“Mayor-President Kip Holden, Councilman John Delgado, and attorney Mary Olive Pierson all know the annexation is illegal and cannot be defended in court. So, instead of arguing for its legality, they take the approach of challenging my right to file suit in this case, saying I lack ‘standing’ to sue. That should be a non-issue, because the Plan of Government clearly says in Section 1.09 that ‘any citizen of the city or of the area to be annexed may file and appeal therefrom in the District Court’ to challenge an illegal annexation. Under the Plan of Government, no one outside the City of Baton Rouge has standing to file sue. No one resides in the area proposed for annexation. So only residents of the City have standing to file suit. By saying I do not have ‘standing’ to file this suit, Mr. Holden, Mr. Delgado, and Ms. Piersen are saying that no one in the City of Baton Rouge has the right to challenge this illegal annexation. It’s not about me but about the right of any citizen to make the Metro Council live by the laws that they themselves pass.”
“In its decision, the Court of Appeal erred in two ways. First, it ignored the clear language of the Plan of Government Section 1.09, which gives any citizen of the City of Baton Rouge the right to challenge an illegal annexation. Second, the court made a mistake of fact. It said that while the City of Baton Rouge might be taking on more expenses by attempting to police a Mall with 15 million visitors a year, the annexation would provide additional revenue to the City of Baton Rouge. However, that is decidedly not the case. Before the annexation, the City-Parish government received 100 percent of the revenue produced in the Mall. Annexing the Mall does not generate one additional cent for the City-Parish. If this were in Livingston Parish and Denham Springs annexed a mall in the rural area adjacent to the city, Denham Springs would gain more revenue, but because of our unique City-Parish form of government, the City-Parish already receives all the revenue from the Mall.”
“For all of these reasons, the decision by the Court of Appeal is incorrect, and we will either ask for a re-hearing before the Court of Appeal or appeal directly to the state Supreme Court.

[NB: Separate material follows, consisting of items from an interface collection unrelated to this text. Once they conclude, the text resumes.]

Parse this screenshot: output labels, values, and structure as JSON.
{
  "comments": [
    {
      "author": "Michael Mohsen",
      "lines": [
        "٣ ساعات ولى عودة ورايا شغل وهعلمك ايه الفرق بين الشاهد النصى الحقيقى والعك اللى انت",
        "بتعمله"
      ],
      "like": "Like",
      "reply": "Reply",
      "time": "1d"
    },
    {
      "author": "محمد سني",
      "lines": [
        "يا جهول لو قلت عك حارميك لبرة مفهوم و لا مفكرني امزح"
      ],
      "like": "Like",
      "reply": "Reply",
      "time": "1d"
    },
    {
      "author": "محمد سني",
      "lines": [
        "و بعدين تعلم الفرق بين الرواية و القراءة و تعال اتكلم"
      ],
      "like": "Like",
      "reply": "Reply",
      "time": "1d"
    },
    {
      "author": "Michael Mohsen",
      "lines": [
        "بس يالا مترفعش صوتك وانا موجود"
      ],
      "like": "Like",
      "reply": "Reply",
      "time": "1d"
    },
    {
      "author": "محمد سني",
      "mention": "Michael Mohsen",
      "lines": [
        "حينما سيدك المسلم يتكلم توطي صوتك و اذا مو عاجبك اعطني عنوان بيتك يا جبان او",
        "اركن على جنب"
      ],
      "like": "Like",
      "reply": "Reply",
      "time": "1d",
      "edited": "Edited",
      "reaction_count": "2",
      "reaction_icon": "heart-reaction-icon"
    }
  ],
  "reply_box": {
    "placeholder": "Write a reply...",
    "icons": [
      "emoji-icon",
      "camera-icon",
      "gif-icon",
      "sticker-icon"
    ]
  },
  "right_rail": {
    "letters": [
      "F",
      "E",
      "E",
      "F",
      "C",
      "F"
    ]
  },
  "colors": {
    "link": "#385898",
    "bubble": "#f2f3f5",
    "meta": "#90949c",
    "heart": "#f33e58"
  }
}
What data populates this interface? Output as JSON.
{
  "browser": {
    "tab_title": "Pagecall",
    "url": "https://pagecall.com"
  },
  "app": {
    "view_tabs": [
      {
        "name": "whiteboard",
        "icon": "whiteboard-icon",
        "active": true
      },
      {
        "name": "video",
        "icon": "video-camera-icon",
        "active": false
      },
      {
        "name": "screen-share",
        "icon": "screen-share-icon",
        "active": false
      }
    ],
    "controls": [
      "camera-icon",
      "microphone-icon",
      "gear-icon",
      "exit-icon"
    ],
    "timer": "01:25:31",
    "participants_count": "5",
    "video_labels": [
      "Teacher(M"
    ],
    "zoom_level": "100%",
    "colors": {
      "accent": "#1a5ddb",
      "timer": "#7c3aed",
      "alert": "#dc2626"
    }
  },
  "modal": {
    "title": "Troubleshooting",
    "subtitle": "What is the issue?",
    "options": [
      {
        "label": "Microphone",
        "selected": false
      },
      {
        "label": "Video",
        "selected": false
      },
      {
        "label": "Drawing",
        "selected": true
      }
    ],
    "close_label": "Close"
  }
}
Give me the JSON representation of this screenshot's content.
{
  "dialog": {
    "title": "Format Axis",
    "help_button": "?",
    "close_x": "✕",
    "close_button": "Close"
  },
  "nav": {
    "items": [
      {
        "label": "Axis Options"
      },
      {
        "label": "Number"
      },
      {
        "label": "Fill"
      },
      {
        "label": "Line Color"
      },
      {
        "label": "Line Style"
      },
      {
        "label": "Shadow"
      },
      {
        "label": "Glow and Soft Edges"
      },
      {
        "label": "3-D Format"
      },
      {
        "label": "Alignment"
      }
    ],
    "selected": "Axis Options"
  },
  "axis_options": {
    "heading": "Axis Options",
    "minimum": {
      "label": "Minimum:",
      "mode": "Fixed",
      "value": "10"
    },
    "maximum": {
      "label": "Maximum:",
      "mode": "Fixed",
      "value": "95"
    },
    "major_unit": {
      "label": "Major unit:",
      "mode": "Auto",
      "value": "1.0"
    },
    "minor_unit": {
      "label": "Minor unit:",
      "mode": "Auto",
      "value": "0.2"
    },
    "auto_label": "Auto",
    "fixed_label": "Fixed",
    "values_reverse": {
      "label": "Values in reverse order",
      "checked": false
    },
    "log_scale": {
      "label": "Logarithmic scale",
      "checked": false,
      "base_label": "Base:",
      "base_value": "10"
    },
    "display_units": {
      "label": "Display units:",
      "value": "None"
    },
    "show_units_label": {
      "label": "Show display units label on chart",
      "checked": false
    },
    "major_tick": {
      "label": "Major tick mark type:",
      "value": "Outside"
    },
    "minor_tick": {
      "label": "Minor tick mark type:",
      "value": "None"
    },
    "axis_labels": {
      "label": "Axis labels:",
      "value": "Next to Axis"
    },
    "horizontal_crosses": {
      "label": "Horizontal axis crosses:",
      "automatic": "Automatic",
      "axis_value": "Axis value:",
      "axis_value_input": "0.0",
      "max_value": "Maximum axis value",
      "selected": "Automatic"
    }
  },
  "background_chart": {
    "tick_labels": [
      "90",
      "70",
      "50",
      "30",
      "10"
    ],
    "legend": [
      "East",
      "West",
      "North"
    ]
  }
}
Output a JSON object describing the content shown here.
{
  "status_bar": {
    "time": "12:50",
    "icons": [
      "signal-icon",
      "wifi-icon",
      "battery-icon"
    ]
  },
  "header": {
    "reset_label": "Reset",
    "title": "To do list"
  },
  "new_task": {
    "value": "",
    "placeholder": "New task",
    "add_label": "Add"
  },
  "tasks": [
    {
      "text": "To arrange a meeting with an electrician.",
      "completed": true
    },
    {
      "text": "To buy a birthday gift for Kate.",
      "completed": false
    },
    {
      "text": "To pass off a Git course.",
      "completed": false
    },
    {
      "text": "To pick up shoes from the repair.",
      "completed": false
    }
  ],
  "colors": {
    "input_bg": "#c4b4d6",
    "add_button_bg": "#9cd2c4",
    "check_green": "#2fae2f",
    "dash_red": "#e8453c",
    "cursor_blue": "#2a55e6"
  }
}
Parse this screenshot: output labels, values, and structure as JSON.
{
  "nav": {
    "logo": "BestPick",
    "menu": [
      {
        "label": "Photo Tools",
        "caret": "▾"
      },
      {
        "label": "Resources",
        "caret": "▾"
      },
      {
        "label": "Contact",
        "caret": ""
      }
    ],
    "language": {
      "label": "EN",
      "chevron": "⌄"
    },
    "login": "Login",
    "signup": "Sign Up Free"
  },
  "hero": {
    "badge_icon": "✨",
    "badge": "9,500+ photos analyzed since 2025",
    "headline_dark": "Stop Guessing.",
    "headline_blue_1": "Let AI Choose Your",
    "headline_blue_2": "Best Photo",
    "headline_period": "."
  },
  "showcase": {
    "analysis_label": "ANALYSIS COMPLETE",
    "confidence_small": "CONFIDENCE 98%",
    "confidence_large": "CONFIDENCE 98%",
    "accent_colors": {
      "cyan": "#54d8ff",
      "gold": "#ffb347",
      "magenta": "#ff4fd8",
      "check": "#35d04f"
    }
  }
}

We are simply looking for our day in court, which we have not had, to show that the purported annexation is in fact illegal and should not be allowed to go into effect.”
Woody Jenkins, who represented the City of Baton Rouge in the Louisiana House for 28 years, is editor of the Capital City News newspaper and chairman of the East Baton Rouge Republican Party.
For further information, contact Woody Jenkins at 225-921-1433